In an ideal situation it probably shouldn’t matter which node of a failover cluster your resources and roles are hosted on, but the real world is often far from ideal. This post will talk through how we can record the current owner nodes and then use Pester to ensure we’re in the ideal configuration. This could be useful post maintenance activities or as a daily check to ensure things are as you expect.
Step 1 – Store the current resource owners
If we are going to test that we’re in our expected configuration, we need to record what that configuration looks like. I have a hard coded list of cluster names. However, you could easily pull them from a text file, or a database. Once we have the list of clusters we can use
Get-ClusterGroup to determine the cluster roles and their current owners.
To persist this owner information I’m using
ConvertTo-Json and then outputting it to a file. This creates a file that can easily be read back into PowerShell as an object using
It’s also probably worth mentioning that this ideal configuration can be stored in source control. That’ll keep the file safe and you can easily keep track of any changes that are made to it.
You’ll notice I’m creating a
PSCustomObject to pipe to the
ConvertTo-Json. Without that, the object from
Get-ClusterGroup is exploded, with all properties, including nested properties exported into the JSON output. This is more than we need, and I think there is some value in having a clear concise output file.
I’m also using
-as [string] on the state property. PowerShell automatically translates the real state to a text value when outputted as it’s an enumeration type – but when you pipe that to
ConvertTo-Json you get the raw integer value.
Step 2 – Test the current configuration
When it’s time to test our configuration we can read in our ClusterGroupOwners.json and then convert it back to a PowerShell object using
ConvertFrom-Json. Now we have a PowerShell object of our ideal configuration we can loop through each cluster, checking the current group owners using
Get-ClusterGroup again. This current state can then be matched against the desired configuration.
I am using a pretty simple pester test for this work, saving it as Check-ClusterOwners.tests.ps1.
We’ll call this test using
If everything is as expected we’ll get output similar to this for each cluster – depending on the resources you have set up in your cluster.

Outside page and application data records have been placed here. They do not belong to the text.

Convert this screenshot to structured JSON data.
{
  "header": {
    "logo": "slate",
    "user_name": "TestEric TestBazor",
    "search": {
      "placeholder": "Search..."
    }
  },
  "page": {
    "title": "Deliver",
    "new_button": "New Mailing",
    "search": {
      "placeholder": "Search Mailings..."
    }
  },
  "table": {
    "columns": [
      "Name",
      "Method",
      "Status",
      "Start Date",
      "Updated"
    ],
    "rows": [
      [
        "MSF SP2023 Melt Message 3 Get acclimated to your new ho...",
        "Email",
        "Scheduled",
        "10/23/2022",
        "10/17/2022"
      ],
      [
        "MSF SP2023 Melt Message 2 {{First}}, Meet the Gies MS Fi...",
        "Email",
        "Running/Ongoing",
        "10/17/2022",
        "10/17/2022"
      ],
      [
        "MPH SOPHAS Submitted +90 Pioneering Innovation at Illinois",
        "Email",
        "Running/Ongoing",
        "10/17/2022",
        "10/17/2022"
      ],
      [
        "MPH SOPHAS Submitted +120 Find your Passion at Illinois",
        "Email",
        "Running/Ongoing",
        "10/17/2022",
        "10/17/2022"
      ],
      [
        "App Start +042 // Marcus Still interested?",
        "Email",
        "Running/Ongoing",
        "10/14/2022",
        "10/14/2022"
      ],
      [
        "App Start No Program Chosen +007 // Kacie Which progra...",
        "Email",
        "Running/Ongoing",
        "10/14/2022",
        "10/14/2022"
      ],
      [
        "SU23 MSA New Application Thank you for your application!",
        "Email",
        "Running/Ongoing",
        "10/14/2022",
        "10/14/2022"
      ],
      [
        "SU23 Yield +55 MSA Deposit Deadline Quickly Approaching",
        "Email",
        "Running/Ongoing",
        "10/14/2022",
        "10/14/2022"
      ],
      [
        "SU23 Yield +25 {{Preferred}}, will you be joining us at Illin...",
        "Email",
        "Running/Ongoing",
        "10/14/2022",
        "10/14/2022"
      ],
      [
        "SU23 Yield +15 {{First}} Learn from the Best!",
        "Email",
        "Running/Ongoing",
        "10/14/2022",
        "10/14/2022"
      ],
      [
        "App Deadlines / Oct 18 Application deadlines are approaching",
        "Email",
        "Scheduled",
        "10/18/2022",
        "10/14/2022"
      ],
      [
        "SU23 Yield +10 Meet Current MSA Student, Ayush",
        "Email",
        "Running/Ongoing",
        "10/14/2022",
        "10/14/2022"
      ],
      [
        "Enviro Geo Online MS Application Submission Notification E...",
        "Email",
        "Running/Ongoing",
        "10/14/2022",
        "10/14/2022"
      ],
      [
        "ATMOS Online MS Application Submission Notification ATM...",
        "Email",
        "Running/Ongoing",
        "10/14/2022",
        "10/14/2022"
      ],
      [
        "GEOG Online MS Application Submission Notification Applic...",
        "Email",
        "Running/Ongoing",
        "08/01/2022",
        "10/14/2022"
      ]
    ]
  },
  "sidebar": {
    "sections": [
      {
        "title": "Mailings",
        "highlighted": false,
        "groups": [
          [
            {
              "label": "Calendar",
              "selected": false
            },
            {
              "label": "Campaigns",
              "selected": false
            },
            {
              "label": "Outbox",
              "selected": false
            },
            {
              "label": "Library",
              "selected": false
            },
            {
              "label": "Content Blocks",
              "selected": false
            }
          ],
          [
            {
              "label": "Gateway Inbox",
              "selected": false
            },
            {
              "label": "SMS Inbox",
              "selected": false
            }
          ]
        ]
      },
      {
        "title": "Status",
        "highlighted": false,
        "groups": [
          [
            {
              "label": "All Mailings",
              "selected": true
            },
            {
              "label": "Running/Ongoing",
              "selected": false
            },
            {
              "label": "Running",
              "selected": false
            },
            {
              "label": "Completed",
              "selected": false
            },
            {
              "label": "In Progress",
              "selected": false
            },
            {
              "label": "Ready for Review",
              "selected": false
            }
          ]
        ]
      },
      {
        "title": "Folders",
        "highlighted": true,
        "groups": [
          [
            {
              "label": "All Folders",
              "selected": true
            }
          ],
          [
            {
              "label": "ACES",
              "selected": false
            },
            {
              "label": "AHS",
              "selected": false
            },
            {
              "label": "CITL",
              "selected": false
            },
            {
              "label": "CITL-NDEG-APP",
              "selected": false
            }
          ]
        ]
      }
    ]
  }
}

This method of testing can be useful to ensure you’re in the ideal state in many scenarios. For example you could store any databases in your estate that are not ‘online’ and then confirm post reboots/patching that all the databases are in the expected state.